App and web page records
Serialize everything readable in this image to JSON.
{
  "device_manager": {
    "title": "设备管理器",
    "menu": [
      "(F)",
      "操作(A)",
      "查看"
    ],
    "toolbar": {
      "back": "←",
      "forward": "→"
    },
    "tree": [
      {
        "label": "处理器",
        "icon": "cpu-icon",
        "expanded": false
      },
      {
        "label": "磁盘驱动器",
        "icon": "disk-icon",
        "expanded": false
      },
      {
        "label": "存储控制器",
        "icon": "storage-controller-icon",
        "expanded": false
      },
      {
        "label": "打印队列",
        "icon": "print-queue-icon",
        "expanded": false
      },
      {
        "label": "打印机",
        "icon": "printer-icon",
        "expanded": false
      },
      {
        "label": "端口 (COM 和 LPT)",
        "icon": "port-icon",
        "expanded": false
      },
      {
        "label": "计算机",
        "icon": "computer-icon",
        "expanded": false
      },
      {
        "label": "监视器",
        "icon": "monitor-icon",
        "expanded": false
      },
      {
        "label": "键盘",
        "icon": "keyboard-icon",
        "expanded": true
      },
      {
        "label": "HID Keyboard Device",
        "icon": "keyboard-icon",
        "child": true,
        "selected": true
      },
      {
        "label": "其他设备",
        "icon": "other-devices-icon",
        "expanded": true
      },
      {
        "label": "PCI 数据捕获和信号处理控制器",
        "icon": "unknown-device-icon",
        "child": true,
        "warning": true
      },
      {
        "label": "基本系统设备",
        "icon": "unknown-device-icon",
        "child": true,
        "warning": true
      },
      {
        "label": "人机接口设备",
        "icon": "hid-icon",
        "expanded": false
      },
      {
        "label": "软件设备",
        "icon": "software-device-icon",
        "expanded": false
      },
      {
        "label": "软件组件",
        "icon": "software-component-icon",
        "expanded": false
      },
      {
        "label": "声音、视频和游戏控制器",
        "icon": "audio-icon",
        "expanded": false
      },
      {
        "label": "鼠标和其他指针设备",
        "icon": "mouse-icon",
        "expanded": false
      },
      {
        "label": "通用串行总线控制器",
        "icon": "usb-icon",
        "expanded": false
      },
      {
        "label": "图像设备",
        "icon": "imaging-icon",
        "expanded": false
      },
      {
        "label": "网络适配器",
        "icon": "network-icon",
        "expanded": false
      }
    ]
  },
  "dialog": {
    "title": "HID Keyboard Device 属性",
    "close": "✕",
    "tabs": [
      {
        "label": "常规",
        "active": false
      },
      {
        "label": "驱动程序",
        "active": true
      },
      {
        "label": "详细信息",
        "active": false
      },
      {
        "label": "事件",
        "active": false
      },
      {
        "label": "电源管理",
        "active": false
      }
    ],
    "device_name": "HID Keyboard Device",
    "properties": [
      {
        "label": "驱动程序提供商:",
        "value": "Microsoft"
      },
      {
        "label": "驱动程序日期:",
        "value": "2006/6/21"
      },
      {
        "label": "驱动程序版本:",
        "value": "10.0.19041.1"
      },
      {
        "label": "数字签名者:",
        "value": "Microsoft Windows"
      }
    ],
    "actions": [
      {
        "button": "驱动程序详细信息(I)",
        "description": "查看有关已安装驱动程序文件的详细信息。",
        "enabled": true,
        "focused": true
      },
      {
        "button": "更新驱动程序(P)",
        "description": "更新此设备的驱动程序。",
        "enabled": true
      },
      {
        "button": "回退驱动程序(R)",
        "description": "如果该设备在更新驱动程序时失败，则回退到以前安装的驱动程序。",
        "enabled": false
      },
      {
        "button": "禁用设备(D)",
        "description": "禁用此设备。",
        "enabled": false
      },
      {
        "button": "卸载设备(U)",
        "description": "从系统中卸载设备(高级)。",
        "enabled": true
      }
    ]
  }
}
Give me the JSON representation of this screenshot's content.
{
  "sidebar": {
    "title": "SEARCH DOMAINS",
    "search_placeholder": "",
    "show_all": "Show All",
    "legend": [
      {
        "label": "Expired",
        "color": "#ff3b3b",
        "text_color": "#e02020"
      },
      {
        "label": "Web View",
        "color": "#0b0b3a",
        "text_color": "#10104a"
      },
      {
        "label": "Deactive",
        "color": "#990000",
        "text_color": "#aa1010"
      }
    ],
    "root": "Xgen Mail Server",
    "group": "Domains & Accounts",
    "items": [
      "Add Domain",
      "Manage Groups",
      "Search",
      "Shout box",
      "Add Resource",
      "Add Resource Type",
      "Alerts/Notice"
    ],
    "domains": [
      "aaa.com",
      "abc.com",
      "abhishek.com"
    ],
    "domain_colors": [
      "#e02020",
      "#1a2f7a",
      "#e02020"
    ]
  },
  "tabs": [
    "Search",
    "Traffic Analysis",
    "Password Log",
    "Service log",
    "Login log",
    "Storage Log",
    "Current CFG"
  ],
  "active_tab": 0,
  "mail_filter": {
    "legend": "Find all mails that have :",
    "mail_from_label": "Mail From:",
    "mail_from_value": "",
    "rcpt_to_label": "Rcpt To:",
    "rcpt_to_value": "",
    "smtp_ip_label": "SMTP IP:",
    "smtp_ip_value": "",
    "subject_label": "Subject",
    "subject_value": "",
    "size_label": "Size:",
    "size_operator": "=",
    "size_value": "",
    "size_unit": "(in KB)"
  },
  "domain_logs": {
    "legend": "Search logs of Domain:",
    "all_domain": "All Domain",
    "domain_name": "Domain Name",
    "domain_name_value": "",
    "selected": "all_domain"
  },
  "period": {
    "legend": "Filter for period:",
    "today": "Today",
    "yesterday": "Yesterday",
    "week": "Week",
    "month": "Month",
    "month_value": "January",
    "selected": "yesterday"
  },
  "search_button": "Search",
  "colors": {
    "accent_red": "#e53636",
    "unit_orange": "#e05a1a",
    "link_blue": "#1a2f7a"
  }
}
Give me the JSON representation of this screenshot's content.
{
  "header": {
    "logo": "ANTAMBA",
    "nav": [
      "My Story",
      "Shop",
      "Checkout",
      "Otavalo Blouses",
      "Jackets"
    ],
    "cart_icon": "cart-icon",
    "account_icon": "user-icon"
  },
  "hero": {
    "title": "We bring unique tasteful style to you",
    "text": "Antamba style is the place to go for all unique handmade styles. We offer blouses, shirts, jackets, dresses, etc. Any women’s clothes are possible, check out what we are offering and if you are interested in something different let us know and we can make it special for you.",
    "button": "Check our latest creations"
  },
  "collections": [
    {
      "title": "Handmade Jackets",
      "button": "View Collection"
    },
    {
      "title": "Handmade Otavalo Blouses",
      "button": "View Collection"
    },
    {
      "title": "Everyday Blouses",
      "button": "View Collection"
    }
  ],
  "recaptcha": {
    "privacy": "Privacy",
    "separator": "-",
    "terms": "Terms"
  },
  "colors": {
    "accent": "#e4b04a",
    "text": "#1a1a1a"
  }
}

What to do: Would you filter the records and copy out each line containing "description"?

Solved problem:
        "description": "查看有关已安装驱动程序文件的详细信息。",
        "description": "更新此设备的驱动程序。",
        "description": "如果该设备在更新驱动程序时失败，则回退到以前安装的驱动程序。",
        "description": "禁用此设备。",
        "description": "从系统中卸载设备(高级)。",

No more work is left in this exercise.